Leslie Moffat Ward could travel as far as he liked to find fresh subjects but the farther he went, so far as I am concerned, the less he often gained by going there. In fact, unless he kept to the Isle of Purbeck, he almost always fell short of what he did best. There were exceptions but, even so, the Cotswolds or the Sussex Downs, can be quite a lot like Dorset in their massiveness. So, this post will not provide anything comprehensive but will take a look at what I like best about him. That said, turning up his best work hasn't been straightforward. His quaint and telling night-scenes seem to unavailable anywhere online. It is beyond me.
He moved to Bournemouth as a child and spent his adult life working as a teacher at the school of art right from its opening in 1913 until his retirement in 1955. Some of the time Thomas Todd Blaylock was headmaster and following his own early retirement after the war, turned out some outlandishly colourful colour woodcuts. Ward was more restrained and more distinctive. He also worked well within the British landscape tradition and I find it difficult to understand why his work remains such a minority or even local enthusiasm, especially when his irresistible etching A mile to Worth Matravers (1932) can be seen illustrated in Kenneth Guichard's well-known British Etchers 1850 - 1940. But there you are. Stuff happens.

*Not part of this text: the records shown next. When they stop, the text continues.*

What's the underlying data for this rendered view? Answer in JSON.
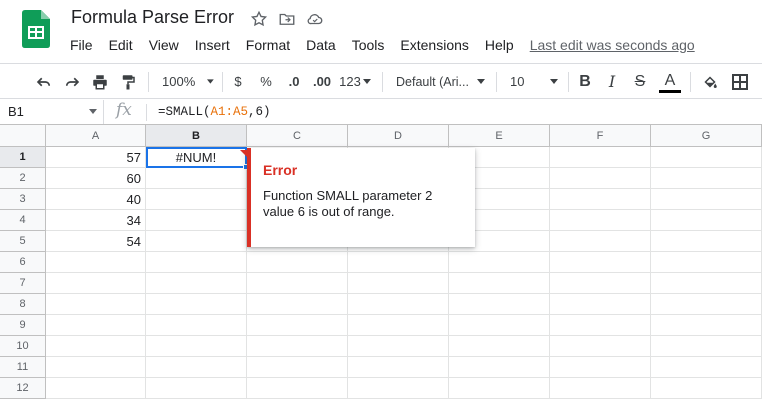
{
  "app": {
    "doc_title": "Formula Parse Error",
    "menu": [
      "File",
      "Edit",
      "View",
      "Insert",
      "Format",
      "Data",
      "Tools",
      "Extensions",
      "Help"
    ],
    "last_edit": "Last edit was seconds ago"
  },
  "toolbar": {
    "zoom": "100%",
    "currency": "$",
    "percent": "%",
    "decrease_decimal": ".0",
    "increase_decimal": ".00",
    "more_formats": "123",
    "font": "Default (Ari...",
    "font_size": "10",
    "bold": "B",
    "italic": "I",
    "strikethrough": "S",
    "text_color_letter": "A",
    "text_color": "#000000"
  },
  "formula_bar": {
    "name_box": "B1",
    "fx": "fx",
    "formula_prefix": "=SMALL(",
    "formula_ref": "A1:A5",
    "formula_suffix": ",6)"
  },
  "grid": {
    "columns": [
      "A",
      "B",
      "C",
      "D",
      "E",
      "F",
      "G"
    ],
    "rows": [
      "1",
      "2",
      "3",
      "4",
      "5",
      "6",
      "7",
      "8",
      "9",
      "10",
      "11",
      "12"
    ],
    "column_a_values": [
      "57",
      "60",
      "40",
      "34",
      "54"
    ],
    "b1_value": "#NUM!",
    "selected_cell": "B1"
  },
  "error_popup": {
    "title": "Error",
    "message": "Function SMALL parameter 2 value 6 is out of range.",
    "accent_color": "#d93025"
  },
  "colors": {
    "brand_green": "#0f9d58",
    "selection_blue": "#1a73e8",
    "error_red": "#d93025"
  }
}
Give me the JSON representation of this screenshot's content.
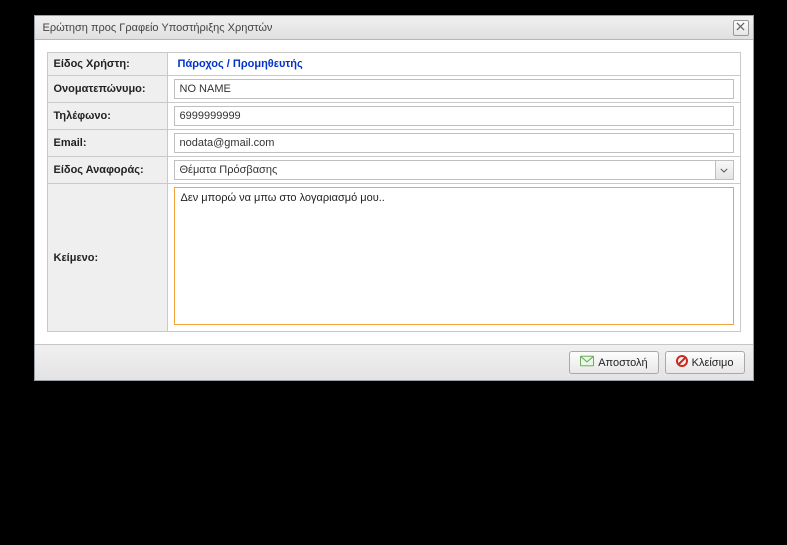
{
  "window": {
    "title": "Ερώτηση προς Γραφείο Υποστήριξης Χρηστών"
  },
  "labels": {
    "userType": "Είδος Χρήστη:",
    "fullName": "Ονοματεπώνυμο:",
    "phone": "Τηλέφωνο:",
    "email": "Email:",
    "reportType": "Είδος Αναφοράς:",
    "message": "Κείμενο:"
  },
  "values": {
    "userType": "Πάροχος / Προμηθευτής",
    "fullName": "NO NAME",
    "phone": "6999999999",
    "email": "nodata@gmail.com",
    "reportType": "Θέματα Πρόσβασης",
    "message": "Δεν μπορώ να μπω στο λογαριασμό μου.."
  },
  "buttons": {
    "submit": "Αποστολή",
    "close": "Κλείσιμο"
  }
}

In common with Samuel Palmer, the naïve vision tends to make people assume the work itself may be lacking in sophistication. But as with Palmer, the effect of the art was achieved by a rigorously original approach to technique and respect for the work of other artists. I can see those two cows in the foreground of Near Bradle, Dorset (1951) in Salomon van Ruysdael, ingenious but nevertheless well-observed moo-cows. Ward goes in for pattern-making, too, but never overdoes it, and no one could ever call him decorative; he selects with care, his crooked road in A mile to Worth Matravers is what helps make the print and it is exaggerated but light, shade and the effects of weather all soften the effect.
The Isle of Purbeck for readers out of the UK lies south-west of Bournemouth and is partly surrounded by the English Channel and the large inlet of Poole Harbour. It isn't somewhere I know but Dorset is one of the most distinctive counties in Britain and Ward obviously responded to the place in a way he did to nowhere else. So, there is no point anyone saying (as they have tried to do quite recently) that Ward had some kind of breadth just because he depicted the Pool of London, say, or the Lake District or Ronda. Making big claims for your own enthusiasms doesn't actually help the artist much and I don't want readers to miss the point of Ward. In terms of style (especially given those art deco sycamores) it is hard to believe there could be twenty years between the first two prints ion the post but there are subtle differences between them. The second is a work of maturity made when the artist was sixty-three and was deploying a range of skills and displaying a depth of vision that wasn't there before. There is an academic tinge there, too, but hardly a surprise given his background as a teacher. But he had the job because he had the skills. For instance, he was well-able to simplify form in the way he did in The condemned dwelling. It gives the print the naïve impact it has. But in the later work, to use the wonderful phrase by the French artist, Paul Serusier, he was searching out the greys; there are no extremes of shadow and dazzling light of the kind you can see in The long man of the Downs (above). He has a terrific sense of tone, so delicate and discriminating he can approach an etching like a watercolour. Beyond that, the perspective is beautifully rendered. Like a Chinese brush drawing, it reads upwards but also makes use of recession in the Western manner, (both more obvious in The long man of the downs).
The way he works the surface with so many marks gives everything that typical sense of solidity. It's a paradox but this is what true visionary art entails. He was also enquiring. You only have to look at the way he looks into the ruined dwelling or explores the nooks and valleys of the uplands. There is nothing vaporous about Ward. Even his clouds are muscular - especially his clouds! And I think his idea of the countryside is a true one - the ruined houses, the bent figures with their cattle or tools, each farm with its own incline and huddle of trees. You only get that sense of place when you know somewhere well enough. He is like S.G. Boxsius in the way he takes you round but Ward's tour is better-informed. It is what Oliver Rackham once called 'social countryside', a country of paths and lanes which everyone from cowmen to ramblers makes use of. It is of course diminutive but then you can't have everything.
Ward also took an architect's pleasure in neat new roads and houses and well-placed trees. State schools like Bournemouth taught a broader range of practical skills than they do today, including the bascis of geometry and architecture. What Ward summons up is that kind of diversity, there are social shades of meaning of the kind you find similar designer-artists like Eric Ravilious. It is a world of focus and workmanship and the applied arts as well as the imagination. The more you look, the more you understand.